#### Problem to solve:
Go through the listing and copy each line with the string "ShellE".
Source data START
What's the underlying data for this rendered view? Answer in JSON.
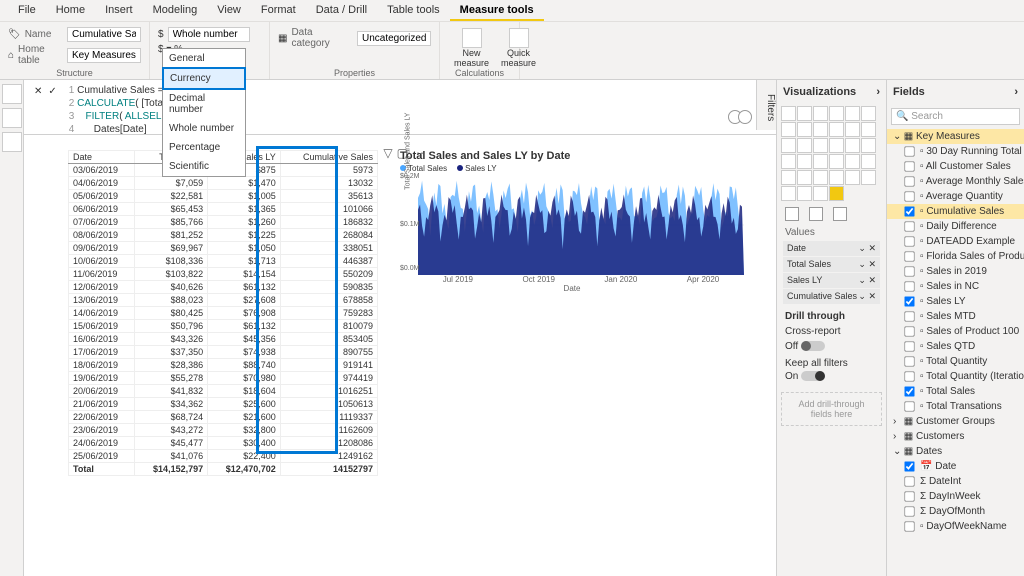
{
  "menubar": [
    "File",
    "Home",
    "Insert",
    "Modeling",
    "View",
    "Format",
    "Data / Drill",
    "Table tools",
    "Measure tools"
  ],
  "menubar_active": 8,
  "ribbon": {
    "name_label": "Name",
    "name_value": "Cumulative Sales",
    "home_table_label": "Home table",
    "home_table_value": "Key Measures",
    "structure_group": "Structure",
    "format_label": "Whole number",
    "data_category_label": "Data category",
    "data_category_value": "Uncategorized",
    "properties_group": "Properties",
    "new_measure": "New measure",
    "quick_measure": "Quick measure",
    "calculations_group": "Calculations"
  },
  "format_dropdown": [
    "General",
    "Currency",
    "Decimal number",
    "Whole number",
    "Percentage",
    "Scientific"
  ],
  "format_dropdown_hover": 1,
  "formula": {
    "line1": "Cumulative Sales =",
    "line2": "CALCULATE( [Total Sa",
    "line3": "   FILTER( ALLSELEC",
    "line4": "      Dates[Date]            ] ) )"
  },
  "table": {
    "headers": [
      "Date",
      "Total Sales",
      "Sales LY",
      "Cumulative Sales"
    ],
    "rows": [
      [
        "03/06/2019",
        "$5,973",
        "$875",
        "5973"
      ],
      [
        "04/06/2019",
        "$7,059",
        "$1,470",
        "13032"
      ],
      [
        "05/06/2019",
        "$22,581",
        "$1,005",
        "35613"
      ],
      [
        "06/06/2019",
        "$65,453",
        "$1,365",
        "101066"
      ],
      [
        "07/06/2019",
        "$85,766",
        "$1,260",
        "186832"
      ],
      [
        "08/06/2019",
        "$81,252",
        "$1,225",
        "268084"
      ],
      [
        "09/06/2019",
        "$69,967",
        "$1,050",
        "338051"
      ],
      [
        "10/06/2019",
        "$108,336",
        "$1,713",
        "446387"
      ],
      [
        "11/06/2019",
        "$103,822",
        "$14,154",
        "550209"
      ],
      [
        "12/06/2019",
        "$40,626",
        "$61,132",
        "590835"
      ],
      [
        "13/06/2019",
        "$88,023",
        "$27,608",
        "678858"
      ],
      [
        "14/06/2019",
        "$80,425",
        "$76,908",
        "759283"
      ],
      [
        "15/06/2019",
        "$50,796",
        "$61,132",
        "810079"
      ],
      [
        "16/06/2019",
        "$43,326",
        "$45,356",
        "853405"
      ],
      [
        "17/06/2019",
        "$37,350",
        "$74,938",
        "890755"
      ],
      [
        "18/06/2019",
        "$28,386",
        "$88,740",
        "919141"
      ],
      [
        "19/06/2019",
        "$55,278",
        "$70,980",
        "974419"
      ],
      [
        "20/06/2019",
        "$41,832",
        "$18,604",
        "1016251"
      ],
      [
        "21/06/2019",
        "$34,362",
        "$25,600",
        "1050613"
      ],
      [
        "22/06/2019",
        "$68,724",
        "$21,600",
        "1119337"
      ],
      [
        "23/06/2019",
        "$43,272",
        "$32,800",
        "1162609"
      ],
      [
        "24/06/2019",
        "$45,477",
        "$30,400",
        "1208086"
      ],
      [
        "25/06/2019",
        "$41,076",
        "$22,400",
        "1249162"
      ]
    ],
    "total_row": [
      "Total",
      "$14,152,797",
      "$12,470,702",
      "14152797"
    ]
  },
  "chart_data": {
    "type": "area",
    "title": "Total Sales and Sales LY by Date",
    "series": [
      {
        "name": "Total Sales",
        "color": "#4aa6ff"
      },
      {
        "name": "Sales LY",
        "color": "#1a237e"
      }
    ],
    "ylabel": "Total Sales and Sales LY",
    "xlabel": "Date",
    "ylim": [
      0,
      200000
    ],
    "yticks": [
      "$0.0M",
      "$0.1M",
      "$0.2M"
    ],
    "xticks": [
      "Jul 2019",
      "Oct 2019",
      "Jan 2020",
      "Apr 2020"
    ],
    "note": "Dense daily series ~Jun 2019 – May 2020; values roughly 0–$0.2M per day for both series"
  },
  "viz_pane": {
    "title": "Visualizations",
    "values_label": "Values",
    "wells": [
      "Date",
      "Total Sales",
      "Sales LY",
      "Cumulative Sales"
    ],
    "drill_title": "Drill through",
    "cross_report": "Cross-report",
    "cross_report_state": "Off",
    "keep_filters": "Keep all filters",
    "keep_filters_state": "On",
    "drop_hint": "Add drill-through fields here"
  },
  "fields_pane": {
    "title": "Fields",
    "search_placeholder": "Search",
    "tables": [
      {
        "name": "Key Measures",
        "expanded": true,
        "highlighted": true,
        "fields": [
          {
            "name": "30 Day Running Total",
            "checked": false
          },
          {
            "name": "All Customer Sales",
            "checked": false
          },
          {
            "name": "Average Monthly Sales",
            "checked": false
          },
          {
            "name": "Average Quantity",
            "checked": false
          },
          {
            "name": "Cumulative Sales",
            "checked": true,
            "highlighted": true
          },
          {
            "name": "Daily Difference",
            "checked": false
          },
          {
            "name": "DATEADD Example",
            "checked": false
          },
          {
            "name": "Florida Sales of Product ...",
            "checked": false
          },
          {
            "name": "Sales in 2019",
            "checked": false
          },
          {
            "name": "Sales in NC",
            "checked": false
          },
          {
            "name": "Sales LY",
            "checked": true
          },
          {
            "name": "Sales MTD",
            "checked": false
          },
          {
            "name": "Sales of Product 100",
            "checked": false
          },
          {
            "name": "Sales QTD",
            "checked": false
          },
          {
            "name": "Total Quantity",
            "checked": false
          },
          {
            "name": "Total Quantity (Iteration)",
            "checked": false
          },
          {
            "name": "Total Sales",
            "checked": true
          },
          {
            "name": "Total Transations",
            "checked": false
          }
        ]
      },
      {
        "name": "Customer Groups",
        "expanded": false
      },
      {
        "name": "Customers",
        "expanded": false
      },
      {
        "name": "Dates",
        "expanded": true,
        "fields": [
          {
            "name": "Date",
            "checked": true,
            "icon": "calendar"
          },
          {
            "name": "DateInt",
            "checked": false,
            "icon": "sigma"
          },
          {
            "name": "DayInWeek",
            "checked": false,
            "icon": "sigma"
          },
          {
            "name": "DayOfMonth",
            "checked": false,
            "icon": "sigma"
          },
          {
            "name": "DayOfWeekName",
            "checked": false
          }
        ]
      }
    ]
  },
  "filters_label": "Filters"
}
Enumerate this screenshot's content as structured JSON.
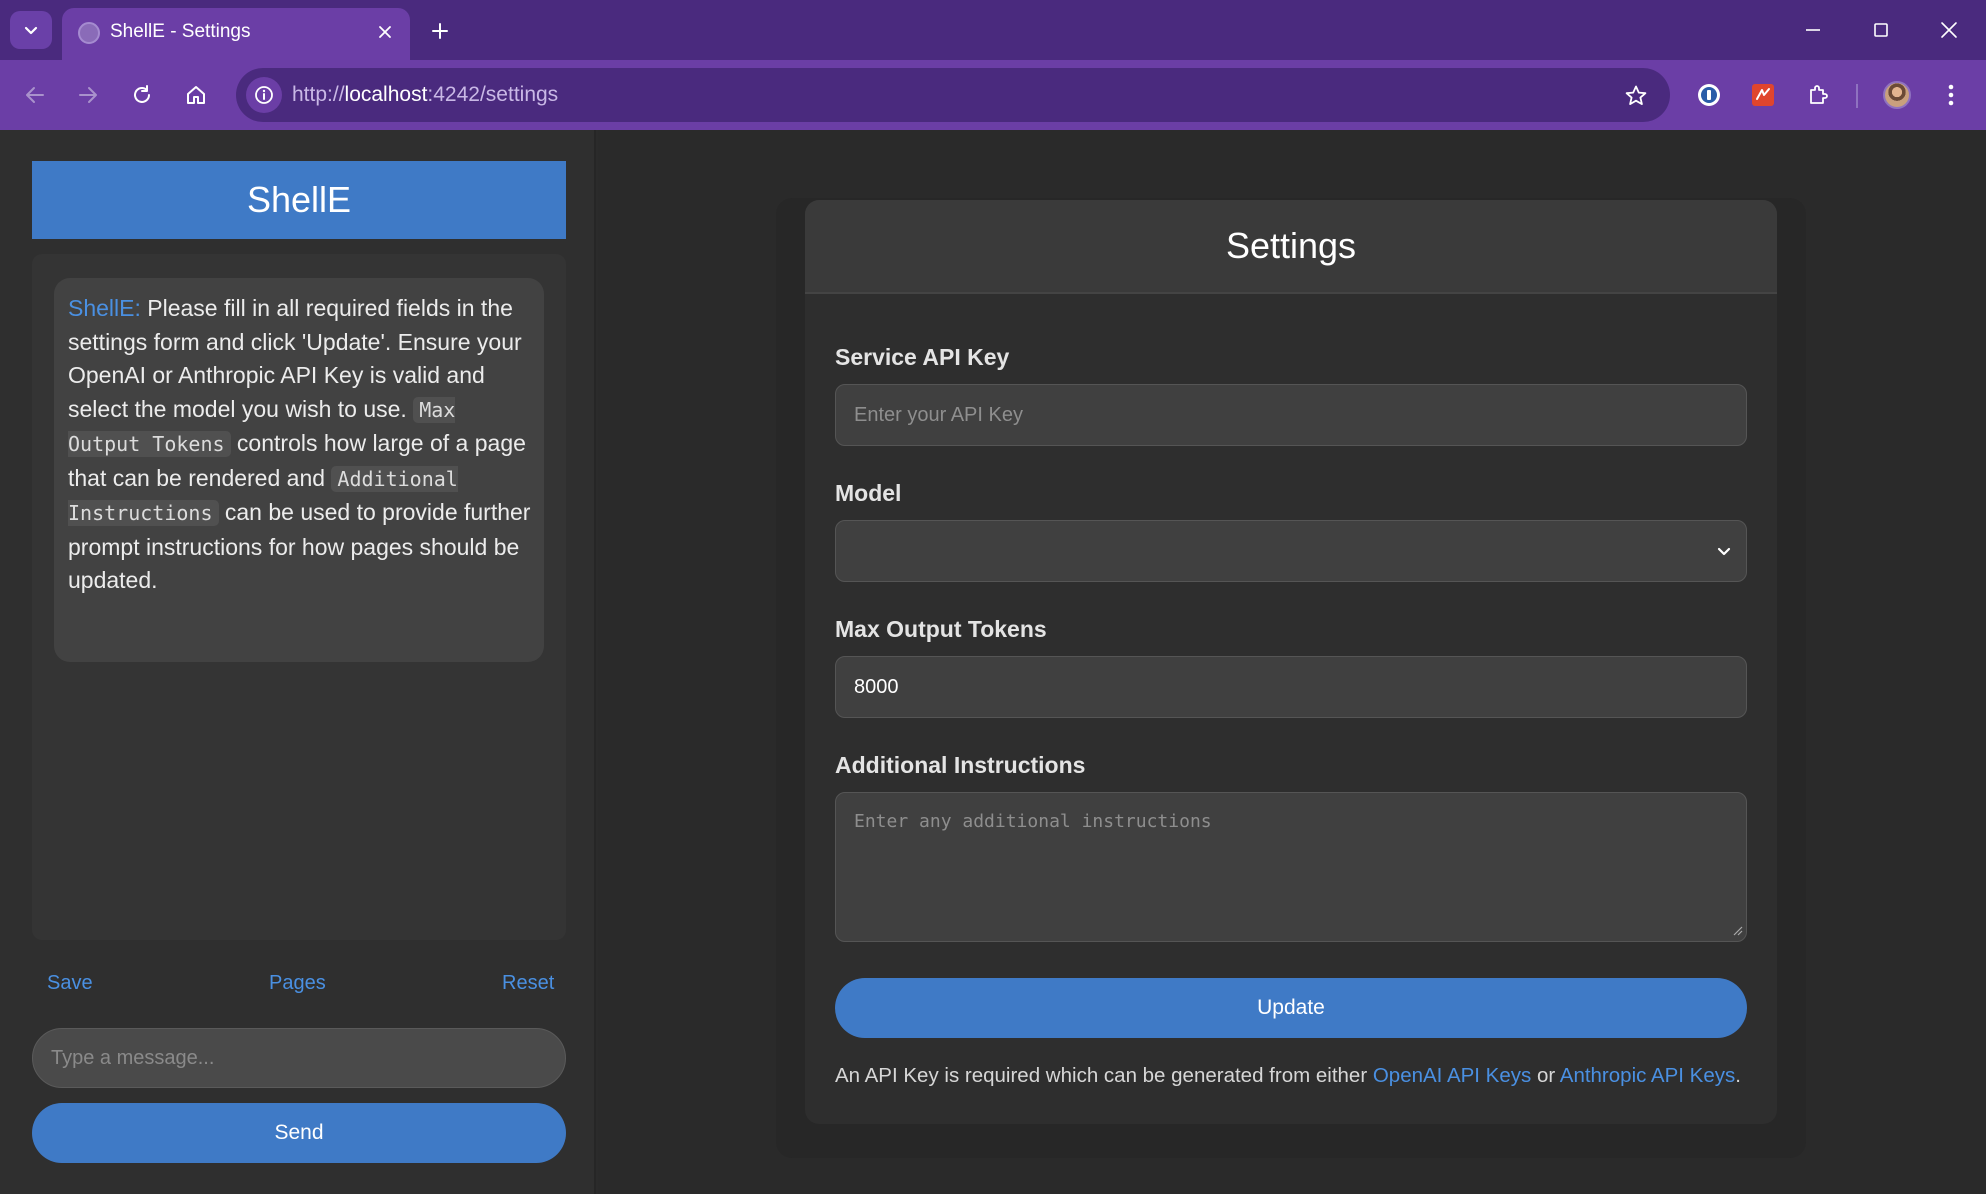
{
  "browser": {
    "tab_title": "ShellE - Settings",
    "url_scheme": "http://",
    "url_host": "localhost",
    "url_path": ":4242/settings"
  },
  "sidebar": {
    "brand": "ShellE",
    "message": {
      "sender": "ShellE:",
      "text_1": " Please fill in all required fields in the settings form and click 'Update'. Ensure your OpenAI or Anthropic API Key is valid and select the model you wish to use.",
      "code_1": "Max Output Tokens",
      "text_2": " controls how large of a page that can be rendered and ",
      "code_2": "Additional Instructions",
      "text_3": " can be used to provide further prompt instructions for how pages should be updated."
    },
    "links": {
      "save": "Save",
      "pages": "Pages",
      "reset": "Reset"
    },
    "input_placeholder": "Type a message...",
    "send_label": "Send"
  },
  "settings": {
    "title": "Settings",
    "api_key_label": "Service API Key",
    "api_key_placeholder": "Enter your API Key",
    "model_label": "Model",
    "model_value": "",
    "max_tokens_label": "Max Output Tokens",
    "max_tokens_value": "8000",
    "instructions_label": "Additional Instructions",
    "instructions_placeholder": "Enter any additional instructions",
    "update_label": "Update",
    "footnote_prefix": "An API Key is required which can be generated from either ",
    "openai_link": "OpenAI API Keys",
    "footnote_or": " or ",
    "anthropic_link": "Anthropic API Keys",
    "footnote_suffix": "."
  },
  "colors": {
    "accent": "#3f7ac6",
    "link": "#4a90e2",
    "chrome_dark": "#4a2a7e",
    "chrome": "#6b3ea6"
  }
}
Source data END
#### Answer section:
    "tab_title": "ShellE - Settings",
    "brand": "ShellE",
      "sender": "ShellE:",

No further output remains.